• [What to produce]:
Using the data below, show every line where the word "files" occurs.

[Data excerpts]
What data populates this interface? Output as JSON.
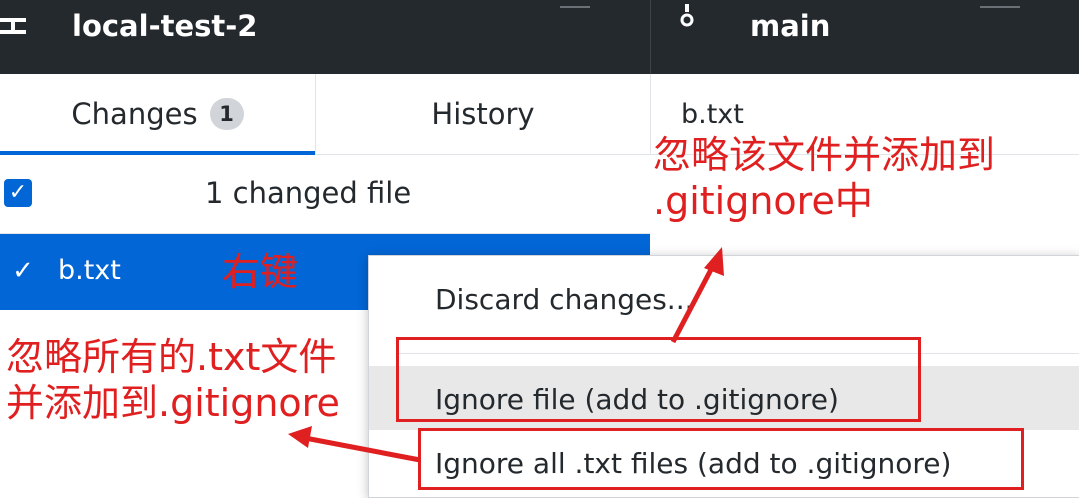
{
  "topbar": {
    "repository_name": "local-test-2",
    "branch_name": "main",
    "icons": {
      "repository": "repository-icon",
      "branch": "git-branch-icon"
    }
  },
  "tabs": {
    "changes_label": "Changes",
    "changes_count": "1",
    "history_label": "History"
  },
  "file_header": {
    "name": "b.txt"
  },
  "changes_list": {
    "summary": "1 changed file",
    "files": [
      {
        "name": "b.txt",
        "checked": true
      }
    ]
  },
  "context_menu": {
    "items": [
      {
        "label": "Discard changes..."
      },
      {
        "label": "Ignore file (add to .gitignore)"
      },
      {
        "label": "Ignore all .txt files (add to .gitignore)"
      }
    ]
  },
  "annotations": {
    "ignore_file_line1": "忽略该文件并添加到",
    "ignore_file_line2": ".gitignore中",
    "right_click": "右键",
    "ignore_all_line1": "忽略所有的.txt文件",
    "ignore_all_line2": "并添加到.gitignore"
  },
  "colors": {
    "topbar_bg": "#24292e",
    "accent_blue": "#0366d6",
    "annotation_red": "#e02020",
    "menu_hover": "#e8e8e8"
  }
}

• [Finished exercise]:
    "files": [
        "label": "Ignore all .txt files (add to .gitignore)"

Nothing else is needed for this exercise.